#### TASK BRIEF
Count the lines below that include "value". Only the number should be given.

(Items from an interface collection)
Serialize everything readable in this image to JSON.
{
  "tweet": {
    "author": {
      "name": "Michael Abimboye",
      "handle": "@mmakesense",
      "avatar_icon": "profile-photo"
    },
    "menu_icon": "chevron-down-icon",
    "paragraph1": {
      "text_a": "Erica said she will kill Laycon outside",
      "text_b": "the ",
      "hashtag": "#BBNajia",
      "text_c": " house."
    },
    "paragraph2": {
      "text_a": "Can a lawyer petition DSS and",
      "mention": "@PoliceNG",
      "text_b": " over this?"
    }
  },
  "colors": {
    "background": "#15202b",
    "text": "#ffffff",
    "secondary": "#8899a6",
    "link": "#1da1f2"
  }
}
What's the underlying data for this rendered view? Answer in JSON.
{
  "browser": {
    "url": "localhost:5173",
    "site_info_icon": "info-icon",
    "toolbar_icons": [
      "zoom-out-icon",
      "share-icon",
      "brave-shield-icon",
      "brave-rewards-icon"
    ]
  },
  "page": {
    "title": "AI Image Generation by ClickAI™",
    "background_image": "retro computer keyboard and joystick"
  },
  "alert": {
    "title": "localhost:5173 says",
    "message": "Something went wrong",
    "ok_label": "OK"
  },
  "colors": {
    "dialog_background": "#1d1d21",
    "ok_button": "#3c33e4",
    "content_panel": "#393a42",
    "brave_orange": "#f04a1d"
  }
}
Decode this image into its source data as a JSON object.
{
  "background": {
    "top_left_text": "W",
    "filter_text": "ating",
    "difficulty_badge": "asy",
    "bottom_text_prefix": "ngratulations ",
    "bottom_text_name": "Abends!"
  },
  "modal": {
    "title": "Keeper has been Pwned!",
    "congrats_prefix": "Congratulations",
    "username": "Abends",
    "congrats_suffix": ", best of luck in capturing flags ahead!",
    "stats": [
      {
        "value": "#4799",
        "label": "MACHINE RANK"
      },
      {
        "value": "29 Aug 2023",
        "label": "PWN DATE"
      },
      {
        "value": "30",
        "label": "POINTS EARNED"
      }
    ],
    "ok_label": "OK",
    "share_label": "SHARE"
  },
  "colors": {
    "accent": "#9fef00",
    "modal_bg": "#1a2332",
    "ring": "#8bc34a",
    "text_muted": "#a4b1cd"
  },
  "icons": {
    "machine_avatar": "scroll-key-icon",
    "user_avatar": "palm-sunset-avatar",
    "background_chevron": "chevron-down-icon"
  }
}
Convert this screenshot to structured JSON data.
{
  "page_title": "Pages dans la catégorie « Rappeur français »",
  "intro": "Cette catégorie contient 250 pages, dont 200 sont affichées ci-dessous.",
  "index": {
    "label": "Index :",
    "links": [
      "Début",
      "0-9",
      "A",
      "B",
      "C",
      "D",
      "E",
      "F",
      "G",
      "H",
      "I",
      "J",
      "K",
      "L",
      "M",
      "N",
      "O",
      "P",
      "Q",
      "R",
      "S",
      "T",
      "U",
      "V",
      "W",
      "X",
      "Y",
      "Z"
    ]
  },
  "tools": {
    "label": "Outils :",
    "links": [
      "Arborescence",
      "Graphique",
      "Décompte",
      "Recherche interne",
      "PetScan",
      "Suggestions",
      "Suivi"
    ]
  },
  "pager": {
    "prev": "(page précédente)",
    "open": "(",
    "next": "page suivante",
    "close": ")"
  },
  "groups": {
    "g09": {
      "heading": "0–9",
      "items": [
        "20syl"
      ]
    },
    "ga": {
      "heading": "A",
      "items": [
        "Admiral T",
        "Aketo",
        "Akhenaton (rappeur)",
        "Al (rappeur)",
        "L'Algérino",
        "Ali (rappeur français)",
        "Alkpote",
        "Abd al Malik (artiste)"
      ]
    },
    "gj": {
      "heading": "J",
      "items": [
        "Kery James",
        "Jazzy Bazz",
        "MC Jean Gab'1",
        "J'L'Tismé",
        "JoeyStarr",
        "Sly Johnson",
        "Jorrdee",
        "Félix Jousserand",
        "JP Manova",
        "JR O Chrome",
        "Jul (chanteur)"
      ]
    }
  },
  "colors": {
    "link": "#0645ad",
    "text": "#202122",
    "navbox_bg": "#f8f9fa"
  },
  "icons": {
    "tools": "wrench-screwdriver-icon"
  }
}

#### EXERCISE OUTPUT
3